Items from an interface collection:

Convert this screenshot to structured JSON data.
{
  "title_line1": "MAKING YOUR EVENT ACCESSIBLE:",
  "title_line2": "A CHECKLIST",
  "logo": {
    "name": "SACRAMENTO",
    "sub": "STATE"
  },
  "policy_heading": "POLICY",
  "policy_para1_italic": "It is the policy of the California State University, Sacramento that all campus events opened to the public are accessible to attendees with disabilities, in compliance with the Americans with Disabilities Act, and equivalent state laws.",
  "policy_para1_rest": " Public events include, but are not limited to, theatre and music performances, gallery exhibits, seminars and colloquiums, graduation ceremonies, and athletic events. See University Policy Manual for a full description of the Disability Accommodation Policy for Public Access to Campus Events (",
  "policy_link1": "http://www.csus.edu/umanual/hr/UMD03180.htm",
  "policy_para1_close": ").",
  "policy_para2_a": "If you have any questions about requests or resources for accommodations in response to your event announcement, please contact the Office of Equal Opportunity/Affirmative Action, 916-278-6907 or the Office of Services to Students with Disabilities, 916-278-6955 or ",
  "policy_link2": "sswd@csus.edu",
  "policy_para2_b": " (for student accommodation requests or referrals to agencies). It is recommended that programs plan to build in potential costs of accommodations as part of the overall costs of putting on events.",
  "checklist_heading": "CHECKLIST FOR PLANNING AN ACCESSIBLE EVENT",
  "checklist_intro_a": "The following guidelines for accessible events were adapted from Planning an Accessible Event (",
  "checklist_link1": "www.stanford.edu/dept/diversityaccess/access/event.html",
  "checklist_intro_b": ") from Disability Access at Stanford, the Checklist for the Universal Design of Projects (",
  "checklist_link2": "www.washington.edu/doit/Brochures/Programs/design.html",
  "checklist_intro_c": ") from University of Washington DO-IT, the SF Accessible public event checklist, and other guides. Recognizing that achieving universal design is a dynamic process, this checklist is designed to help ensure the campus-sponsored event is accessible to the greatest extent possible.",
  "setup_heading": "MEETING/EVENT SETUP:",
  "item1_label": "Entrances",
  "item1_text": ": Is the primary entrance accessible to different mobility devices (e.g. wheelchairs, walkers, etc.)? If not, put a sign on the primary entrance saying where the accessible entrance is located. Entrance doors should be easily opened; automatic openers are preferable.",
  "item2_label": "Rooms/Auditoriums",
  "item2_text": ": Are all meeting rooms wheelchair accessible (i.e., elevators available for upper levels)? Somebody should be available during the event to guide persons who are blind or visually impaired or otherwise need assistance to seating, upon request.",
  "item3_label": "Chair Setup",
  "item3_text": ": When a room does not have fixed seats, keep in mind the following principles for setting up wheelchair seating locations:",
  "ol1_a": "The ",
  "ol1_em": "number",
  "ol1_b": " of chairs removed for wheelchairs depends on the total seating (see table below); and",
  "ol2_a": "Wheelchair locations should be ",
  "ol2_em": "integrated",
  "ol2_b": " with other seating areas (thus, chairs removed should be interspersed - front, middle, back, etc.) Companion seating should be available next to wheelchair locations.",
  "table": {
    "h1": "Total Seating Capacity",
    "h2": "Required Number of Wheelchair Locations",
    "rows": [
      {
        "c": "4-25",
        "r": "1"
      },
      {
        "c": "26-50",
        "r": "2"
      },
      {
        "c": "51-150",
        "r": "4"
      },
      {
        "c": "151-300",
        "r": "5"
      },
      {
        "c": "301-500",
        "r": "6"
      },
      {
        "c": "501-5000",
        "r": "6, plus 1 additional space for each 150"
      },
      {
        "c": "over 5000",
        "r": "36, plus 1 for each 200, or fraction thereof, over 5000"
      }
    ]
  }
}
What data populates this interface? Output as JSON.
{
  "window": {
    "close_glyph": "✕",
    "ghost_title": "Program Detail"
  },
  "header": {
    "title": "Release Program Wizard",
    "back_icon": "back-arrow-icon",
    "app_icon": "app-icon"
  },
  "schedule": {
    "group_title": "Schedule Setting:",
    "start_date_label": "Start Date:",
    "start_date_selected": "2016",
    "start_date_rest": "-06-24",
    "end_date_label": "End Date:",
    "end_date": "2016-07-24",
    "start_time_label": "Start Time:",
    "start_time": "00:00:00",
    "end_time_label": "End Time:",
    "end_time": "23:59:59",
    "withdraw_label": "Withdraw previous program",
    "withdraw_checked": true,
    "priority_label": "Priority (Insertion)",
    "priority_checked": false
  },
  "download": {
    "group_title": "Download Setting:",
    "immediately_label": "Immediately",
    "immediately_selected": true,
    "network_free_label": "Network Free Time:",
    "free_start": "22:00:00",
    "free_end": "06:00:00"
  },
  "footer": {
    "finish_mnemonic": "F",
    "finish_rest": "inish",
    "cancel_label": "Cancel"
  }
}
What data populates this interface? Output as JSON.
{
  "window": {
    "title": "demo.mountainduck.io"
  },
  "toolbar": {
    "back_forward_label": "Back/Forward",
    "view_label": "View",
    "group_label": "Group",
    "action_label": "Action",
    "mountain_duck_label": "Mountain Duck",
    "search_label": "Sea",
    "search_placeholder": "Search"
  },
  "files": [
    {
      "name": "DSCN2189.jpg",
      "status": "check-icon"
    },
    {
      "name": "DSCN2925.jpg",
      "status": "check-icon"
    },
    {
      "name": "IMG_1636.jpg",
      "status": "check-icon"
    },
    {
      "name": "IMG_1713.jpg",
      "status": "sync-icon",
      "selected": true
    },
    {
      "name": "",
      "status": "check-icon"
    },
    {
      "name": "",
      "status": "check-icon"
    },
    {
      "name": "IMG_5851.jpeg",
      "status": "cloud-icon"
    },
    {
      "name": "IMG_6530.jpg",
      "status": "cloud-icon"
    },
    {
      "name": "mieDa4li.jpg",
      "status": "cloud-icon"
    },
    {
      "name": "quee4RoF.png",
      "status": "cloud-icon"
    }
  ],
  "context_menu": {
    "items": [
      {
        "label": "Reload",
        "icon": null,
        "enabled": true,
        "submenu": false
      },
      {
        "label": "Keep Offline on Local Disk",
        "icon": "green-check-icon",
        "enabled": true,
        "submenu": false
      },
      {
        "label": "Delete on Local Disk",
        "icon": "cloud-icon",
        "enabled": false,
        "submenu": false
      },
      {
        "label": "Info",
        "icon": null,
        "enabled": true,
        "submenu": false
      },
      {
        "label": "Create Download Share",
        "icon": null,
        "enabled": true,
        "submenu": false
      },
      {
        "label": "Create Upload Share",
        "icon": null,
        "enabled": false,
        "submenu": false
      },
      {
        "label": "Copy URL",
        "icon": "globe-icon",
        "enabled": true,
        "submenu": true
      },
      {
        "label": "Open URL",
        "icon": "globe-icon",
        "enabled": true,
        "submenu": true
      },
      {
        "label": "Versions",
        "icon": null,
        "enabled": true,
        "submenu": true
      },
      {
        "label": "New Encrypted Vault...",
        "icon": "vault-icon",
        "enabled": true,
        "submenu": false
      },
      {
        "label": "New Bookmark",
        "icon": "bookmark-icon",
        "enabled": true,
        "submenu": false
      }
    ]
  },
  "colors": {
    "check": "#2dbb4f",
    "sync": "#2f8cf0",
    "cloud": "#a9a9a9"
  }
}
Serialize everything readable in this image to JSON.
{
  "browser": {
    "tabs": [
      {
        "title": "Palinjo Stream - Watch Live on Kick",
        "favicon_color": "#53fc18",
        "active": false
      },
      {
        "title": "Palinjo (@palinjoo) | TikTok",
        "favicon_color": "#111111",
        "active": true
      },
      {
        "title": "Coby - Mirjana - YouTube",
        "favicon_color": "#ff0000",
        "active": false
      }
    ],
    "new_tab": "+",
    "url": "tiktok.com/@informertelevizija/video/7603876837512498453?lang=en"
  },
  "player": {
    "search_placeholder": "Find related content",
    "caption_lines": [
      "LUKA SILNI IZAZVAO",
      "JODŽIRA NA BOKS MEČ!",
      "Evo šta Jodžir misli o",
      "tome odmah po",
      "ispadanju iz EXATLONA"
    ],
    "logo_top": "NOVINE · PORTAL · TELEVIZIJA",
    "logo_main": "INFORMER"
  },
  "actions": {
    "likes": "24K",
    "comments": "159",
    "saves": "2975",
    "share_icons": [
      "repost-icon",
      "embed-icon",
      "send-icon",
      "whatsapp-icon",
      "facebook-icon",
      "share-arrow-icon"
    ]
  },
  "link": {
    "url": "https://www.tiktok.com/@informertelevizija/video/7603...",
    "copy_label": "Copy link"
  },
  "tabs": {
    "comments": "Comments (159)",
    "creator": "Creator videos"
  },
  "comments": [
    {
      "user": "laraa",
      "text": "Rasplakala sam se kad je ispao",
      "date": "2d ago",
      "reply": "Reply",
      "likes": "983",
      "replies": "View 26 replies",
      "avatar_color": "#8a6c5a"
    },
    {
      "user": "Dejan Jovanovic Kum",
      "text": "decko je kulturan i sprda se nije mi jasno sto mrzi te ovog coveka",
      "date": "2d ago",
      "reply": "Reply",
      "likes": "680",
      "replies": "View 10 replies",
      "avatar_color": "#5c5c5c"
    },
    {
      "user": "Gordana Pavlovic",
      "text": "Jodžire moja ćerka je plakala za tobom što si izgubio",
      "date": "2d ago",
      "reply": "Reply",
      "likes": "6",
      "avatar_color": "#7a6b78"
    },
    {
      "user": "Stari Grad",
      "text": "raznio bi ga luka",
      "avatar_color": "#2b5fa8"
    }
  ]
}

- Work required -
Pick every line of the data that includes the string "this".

- Solution to the exercise -
Convert this screenshot to structured JSON data.
  "checklist_intro_c": ") from University of Washington DO-IT, the SF Accessible public event checklist, and other guides. Recognizing that achieving universal design is a dynamic process, this checklist is designed to help ensure the campus-sponsored event is accessible to the greatest extent possible.",
What data populates this interface? Output as JSON.
What data populates this interface? Output as JSON.
Serialize everything readable in this image to JSON.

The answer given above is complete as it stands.